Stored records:
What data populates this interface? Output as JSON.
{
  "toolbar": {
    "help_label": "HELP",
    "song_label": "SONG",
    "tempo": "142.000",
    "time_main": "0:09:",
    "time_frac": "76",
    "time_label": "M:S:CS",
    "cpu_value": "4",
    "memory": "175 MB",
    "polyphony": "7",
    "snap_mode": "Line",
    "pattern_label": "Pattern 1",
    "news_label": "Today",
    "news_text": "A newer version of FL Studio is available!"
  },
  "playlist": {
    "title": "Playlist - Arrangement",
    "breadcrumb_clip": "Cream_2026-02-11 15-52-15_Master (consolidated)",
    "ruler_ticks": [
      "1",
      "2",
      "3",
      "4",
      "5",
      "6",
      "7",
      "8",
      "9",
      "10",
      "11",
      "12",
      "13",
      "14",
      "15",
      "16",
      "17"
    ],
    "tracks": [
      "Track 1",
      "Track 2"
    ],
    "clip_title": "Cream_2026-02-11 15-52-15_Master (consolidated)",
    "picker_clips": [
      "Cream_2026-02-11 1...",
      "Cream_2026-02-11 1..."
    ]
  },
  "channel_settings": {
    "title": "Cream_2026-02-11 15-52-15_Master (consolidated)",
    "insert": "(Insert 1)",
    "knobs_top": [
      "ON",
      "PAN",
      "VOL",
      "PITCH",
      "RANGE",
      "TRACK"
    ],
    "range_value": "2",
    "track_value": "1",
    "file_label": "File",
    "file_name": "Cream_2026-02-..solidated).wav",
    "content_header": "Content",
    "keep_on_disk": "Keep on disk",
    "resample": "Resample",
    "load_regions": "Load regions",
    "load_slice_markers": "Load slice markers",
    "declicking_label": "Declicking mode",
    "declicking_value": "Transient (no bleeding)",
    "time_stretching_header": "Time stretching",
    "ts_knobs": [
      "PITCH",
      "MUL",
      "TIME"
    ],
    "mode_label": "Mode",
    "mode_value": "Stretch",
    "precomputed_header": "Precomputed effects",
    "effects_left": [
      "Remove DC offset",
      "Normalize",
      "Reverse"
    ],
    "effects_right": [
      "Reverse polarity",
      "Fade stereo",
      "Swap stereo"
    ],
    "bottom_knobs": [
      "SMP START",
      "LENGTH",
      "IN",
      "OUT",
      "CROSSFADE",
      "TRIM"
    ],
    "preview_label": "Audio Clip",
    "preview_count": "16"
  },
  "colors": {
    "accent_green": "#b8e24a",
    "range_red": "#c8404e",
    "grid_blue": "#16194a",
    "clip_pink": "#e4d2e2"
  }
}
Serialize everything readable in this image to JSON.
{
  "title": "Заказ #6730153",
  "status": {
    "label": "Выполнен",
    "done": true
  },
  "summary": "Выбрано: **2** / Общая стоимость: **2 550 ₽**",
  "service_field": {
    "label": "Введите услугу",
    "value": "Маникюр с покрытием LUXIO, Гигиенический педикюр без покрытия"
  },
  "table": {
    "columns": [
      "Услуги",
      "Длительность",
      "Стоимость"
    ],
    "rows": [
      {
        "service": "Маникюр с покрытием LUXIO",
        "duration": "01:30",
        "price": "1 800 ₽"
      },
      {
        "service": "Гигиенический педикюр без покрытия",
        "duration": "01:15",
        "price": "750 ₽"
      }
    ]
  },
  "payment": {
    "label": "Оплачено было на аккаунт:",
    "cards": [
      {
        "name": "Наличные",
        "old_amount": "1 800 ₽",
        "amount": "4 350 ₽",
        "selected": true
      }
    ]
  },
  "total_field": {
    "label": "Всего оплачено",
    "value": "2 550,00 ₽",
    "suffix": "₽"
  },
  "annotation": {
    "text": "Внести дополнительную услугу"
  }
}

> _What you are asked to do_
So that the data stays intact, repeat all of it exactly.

> _Output_
What data populates this interface? Output as JSON.
{
  "toolbar": {
    "help_label": "HELP",
    "song_label": "SONG",
    "tempo": "142.000",
    "time_main": "0:09:",
    "time_frac": "76",
    "time_label": "M:S:CS",
    "cpu_value": "4",
    "memory": "175 MB",
    "polyphony": "7",
    "snap_mode": "Line",
    "pattern_label": "Pattern 1",
    "news_label": "Today",
    "news_text": "A newer version of FL Studio is available!"
  },
  "playlist": {
    "title": "Playlist - Arrangement",
    "breadcrumb_clip": "Cream_2026-02-11 15-52-15_Master (consolidated)",
    "ruler_ticks": [
      "1",
      "2",
      "3",
      "4",
      "5",
      "6",
      "7",
      "8",
      "9",
      "10",
      "11",
      "12",
      "13",
      "14",
      "15",
      "16",
      "17"
    ],
    "tracks": [
      "Track 1",
      "Track 2"
    ],
    "clip_title": "Cream_2026-02-11 15-52-15_Master (consolidated)",
    "picker_clips": [
      "Cream_2026-02-11 1...",
      "Cream_2026-02-11 1..."
    ]
  },
  "channel_settings": {
    "title": "Cream_2026-02-11 15-52-15_Master (consolidated)",
    "insert": "(Insert 1)",
    "knobs_top": [
      "ON",
      "PAN",
      "VOL",
      "PITCH",
      "RANGE",
      "TRACK"
    ],
    "range_value": "2",
    "track_value": "1",
    "file_label": "File",
    "file_name": "Cream_2026-02-..solidated).wav",
    "content_header": "Content",
    "keep_on_disk": "Keep on disk",
    "resample": "Resample",
    "load_regions": "Load regions",
    "load_slice_markers": "Load slice markers",
    "declicking_label": "Declicking mode",
    "declicking_value": "Transient (no bleeding)",
    "time_stretching_header": "Time stretching",
    "ts_knobs": [
      "PITCH",
      "MUL",
      "TIME"
    ],
    "mode_label": "Mode",
    "mode_value": "Stretch",
    "precomputed_header": "Precomputed effects",
    "effects_left": [
      "Remove DC offset",
      "Normalize",
      "Reverse"
    ],
    "effects_right": [
      "Reverse polarity",
      "Fade stereo",
      "Swap stereo"
    ],
    "bottom_knobs": [
      "SMP START",
      "LENGTH",
      "IN",
      "OUT",
      "CROSSFADE",
      "TRIM"
    ],
    "preview_label": "Audio Clip",
    "preview_count": "16"
  },
  "colors": {
    "accent_green": "#b8e24a",
    "range_red": "#c8404e",
    "grid_blue": "#16194a",
    "clip_pink": "#e4d2e2"
  }
}
Serialize everything readable in this image to JSON.
{
  "title": "Заказ #6730153",
  "status": {
    "label": "Выполнен",
    "done": true
  },
  "summary": "Выбрано: **2** / Общая стоимость: **2 550 ₽**",
  "service_field": {
    "label": "Введите услугу",
    "value": "Маникюр с покрытием LUXIO, Гигиенический педикюр без покрытия"
  },
  "table": {
    "columns": [
      "Услуги",
      "Длительность",
      "Стоимость"
    ],
    "rows": [
      {
        "service": "Маникюр с покрытием LUXIO",
        "duration": "01:30",
        "price": "1 800 ₽"
      },
      {
        "service": "Гигиенический педикюр без покрытия",
        "duration": "01:15",
        "price": "750 ₽"
      }
    ]
  },
  "payment": {
    "label": "Оплачено было на аккаунт:",
    "cards": [
      {
        "name": "Наличные",
        "old_amount": "1 800 ₽",
        "amount": "4 350 ₽",
        "selected": true
      }
    ]
  },
  "total_field": {
    "label": "Всего оплачено",
    "value": "2 550,00 ₽",
    "suffix": "₽"
  },
  "annotation": {
    "text": "Внести дополнительную услугу"
  }
}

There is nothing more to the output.